### Task goal
Reproduce all of the entries below exactly, without a single change.

····················

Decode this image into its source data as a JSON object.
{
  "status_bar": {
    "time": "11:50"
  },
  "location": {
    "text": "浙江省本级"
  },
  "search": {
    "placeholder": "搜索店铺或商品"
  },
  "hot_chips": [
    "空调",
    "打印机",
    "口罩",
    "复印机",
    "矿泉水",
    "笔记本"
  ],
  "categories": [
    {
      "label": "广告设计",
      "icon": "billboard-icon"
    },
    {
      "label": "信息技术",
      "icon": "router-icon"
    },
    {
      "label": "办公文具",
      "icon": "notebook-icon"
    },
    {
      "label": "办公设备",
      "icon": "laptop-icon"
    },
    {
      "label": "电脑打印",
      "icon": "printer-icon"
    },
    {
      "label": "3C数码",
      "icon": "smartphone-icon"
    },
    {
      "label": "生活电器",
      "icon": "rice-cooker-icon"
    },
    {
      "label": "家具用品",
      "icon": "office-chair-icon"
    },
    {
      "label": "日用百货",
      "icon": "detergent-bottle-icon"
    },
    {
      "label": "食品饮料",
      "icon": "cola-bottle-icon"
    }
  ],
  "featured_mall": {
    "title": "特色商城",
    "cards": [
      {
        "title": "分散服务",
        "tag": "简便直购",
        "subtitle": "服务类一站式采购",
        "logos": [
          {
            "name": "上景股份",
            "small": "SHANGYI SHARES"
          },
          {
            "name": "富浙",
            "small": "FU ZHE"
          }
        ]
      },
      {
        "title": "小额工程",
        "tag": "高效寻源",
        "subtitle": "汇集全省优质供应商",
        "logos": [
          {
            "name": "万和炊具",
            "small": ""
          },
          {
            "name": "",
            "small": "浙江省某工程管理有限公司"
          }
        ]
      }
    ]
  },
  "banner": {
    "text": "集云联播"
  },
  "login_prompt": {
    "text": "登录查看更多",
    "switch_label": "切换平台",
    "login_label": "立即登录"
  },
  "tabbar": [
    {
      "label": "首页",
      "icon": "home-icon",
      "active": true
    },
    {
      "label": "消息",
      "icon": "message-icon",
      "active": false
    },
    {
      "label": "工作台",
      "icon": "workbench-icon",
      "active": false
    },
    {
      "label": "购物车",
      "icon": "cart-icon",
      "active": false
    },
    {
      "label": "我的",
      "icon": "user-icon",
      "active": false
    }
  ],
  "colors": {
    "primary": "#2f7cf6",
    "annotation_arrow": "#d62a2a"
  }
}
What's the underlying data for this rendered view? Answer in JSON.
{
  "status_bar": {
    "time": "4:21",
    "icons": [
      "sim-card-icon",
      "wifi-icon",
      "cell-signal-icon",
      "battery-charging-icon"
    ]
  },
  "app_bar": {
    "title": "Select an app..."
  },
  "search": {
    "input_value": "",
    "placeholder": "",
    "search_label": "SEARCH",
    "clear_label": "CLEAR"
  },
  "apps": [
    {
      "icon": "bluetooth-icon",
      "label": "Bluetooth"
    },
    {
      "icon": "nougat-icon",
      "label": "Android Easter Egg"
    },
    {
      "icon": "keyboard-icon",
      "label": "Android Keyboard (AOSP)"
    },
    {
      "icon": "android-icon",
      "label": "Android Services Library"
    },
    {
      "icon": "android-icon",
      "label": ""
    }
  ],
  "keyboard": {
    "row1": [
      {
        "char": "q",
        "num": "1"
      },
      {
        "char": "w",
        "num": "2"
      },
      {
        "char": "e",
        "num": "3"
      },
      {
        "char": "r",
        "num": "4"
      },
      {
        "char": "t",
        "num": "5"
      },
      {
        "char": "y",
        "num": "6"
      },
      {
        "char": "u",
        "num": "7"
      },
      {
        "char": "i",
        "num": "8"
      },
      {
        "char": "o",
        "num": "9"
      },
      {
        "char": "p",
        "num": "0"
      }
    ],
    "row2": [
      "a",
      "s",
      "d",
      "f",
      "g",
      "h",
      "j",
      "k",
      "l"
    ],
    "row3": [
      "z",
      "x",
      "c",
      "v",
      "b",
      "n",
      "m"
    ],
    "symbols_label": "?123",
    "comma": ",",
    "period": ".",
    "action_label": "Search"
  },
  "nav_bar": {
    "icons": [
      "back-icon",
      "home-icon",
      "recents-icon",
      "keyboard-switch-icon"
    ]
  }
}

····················

### Result for this exercise
Decode this image into its source data as a JSON object.
{
  "status_bar": {
    "time": "11:50"
  },
  "location": {
    "text": "浙江省本级"
  },
  "search": {
    "placeholder": "搜索店铺或商品"
  },
  "hot_chips": [
    "空调",
    "打印机",
    "口罩",
    "复印机",
    "矿泉水",
    "笔记本"
  ],
  "categories": [
    {
      "label": "广告设计",
      "icon": "billboard-icon"
    },
    {
      "label": "信息技术",
      "icon": "router-icon"
    },
    {
      "label": "办公文具",
      "icon": "notebook-icon"
    },
    {
      "label": "办公设备",
      "icon": "laptop-icon"
    },
    {
      "label": "电脑打印",
      "icon": "printer-icon"
    },
    {
      "label": "3C数码",
      "icon": "smartphone-icon"
    },
    {
      "label": "生活电器",
      "icon": "rice-cooker-icon"
    },
    {
      "label": "家具用品",
      "icon": "office-chair-icon"
    },
    {
      "label": "日用百货",
      "icon": "detergent-bottle-icon"
    },
    {
      "label": "食品饮料",
      "icon": "cola-bottle-icon"
    }
  ],
  "featured_mall": {
    "title": "特色商城",
    "cards": [
      {
        "title": "分散服务",
        "tag": "简便直购",
        "subtitle": "服务类一站式采购",
        "logos": [
          {
            "name": "上景股份",
            "small": "SHANGYI SHARES"
          },
          {
            "name": "富浙",
            "small": "FU ZHE"
          }
        ]
      },
      {
        "title": "小额工程",
        "tag": "高效寻源",
        "subtitle": "汇集全省优质供应商",
        "logos": [
          {
            "name": "万和炊具",
            "small": ""
          },
          {
            "name": "",
            "small": "浙江省某工程管理有限公司"
          }
        ]
      }
    ]
  },
  "banner": {
    "text": "集云联播"
  },
  "login_prompt": {
    "text": "登录查看更多",
    "switch_label": "切换平台",
    "login_label": "立即登录"
  },
  "tabbar": [
    {
      "label": "首页",
      "icon": "home-icon",
      "active": true
    },
    {
      "label": "消息",
      "icon": "message-icon",
      "active": false
    },
    {
      "label": "工作台",
      "icon": "workbench-icon",
      "active": false
    },
    {
      "label": "购物车",
      "icon": "cart-icon",
      "active": false
    },
    {
      "label": "我的",
      "icon": "user-icon",
      "active": false
    }
  ],
  "colors": {
    "primary": "#2f7cf6",
    "annotation_arrow": "#d62a2a"
  }
}
What's the underlying data for this rendered view? Answer in JSON.
{
  "status_bar": {
    "time": "4:21",
    "icons": [
      "sim-card-icon",
      "wifi-icon",
      "cell-signal-icon",
      "battery-charging-icon"
    ]
  },
  "app_bar": {
    "title": "Select an app..."
  },
  "search": {
    "input_value": "",
    "placeholder": "",
    "search_label": "SEARCH",
    "clear_label": "CLEAR"
  },
  "apps": [
    {
      "icon": "bluetooth-icon",
      "label": "Bluetooth"
    },
    {
      "icon": "nougat-icon",
      "label": "Android Easter Egg"
    },
    {
      "icon": "keyboard-icon",
      "label": "Android Keyboard (AOSP)"
    },
    {
      "icon": "android-icon",
      "label": "Android Services Library"
    },
    {
      "icon": "android-icon",
      "label": ""
    }
  ],
  "keyboard": {
    "row1": [
      {
        "char": "q",
        "num": "1"
      },
      {
        "char": "w",
        "num": "2"
      },
      {
        "char": "e",
        "num": "3"
      },
      {
        "char": "r",
        "num": "4"
      },
      {
        "char": "t",
        "num": "5"
      },
      {
        "char": "y",
        "num": "6"
      },
      {
        "char": "u",
        "num": "7"
      },
      {
        "char": "i",
        "num": "8"
      },
      {
        "char": "o",
        "num": "9"
      },
      {
        "char": "p",
        "num": "0"
      }
    ],
    "row2": [
      "a",
      "s",
      "d",
      "f",
      "g",
      "h",
      "j",
      "k",
      "l"
    ],
    "row3": [
      "z",
      "x",
      "c",
      "v",
      "b",
      "n",
      "m"
    ],
    "symbols_label": "?123",
    "comma": ",",
    "period": ".",
    "action_label": "Search"
  },
  "nav_bar": {
    "icons": [
      "back-icon",
      "home-icon",
      "recents-icon",
      "keyboard-switch-icon"
    ]
  }
}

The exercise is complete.